This is the first full-length dramatic work for Kim Newman, best known as the author of the Anno Dracula novels (and comics) and for his insightful film reviews, and I must admit I was crossing my fingers that it would be better than his first stage production, The Hallowe’en Sessions – part of the portmanteau chiller The Ghost Train Doesn’t Stop Here Anymore – which played at the Leicester Square Theatre but was stifled by mis-direction.

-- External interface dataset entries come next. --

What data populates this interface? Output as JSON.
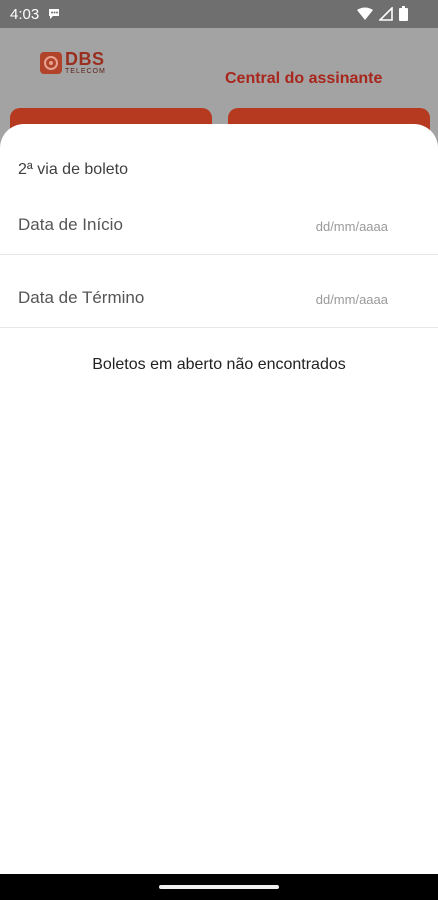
{
  "status_bar": {
    "time": "4:03",
    "icons": [
      "message-icon",
      "wifi-icon",
      "signal-icon",
      "battery-icon"
    ]
  },
  "header": {
    "logo_name": "DBS",
    "logo_sub": "TELECOM",
    "title": "Central do assinante"
  },
  "sheet": {
    "title": "2ª via de boleto",
    "start_label": "Data de Início",
    "start_placeholder": "dd/mm/aaaa",
    "start_value": "",
    "end_label": "Data de Término",
    "end_placeholder": "dd/mm/aaaa",
    "end_value": "",
    "empty_message": "Boletos em aberto não encontrados"
  },
  "colors": {
    "brand": "#b63a1f",
    "title_red": "#a8261b",
    "scrim": "#a3a3a3"
  }
}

But I got my wish, as director Phil Lowe has successfully breathed theatrical life into Newman’s intelligent and witty script (OMG! Sooty’s a satanic avatar!), which explores the power of words via an occult narrative (clever stuff indeed).
The intense proceedings are maximised by the use of the most minimal of sets, equipped with little more than that chalk circle, some ceremonial magic items, and a bundle of clothes neatly folded in a corner of the blacked-out stage – plus a pentagram designed with Newman’s own esoteric symbols. Such minimalism allows the audience to visualise the off-stage action (like the deaths describes in gory detail) and to ponder over the true intentions of Shon’s obsessive Professor of Comparative Religions and Hyland’s skeptical copper, who is trying to lure the hip occultist out of his circle, but never can cross (now why is it?).
Both actors excel in their respective parts, with Hyland’s surly copper coming off like a cross between Alfred Marks’ DS Bellaver in Scream and Scream Again (1970) and Laurence Olivier’s down-at-hell Archie in The Entertainer (1960), while Shon’s hippy occultit possesses the same arrogance as Dean Stockwell’s Wilbur Whateley in The Dunwich Horror (1970). And thanks to Newman’s trickster narrative, the duo get to showcase their vast range as they lure audiences into the author’s eerie mystery – one that’s guaranteed to leave you breathless by the end.
Catch Magic Circle next at…
BARTON UPON HUMBER – ROPERY HALL
Maltkiln Road, Barton upon Humber, North Lincolnshire, DN18 5JT
01652 660 380 www.roperyhall.co.uk
STAFFORD – GATEHOUSE THEATRE
Eastgate Street, Stafford, ST16 2LT
01785 254 653 www.staffordgatehousetheatre.co.uk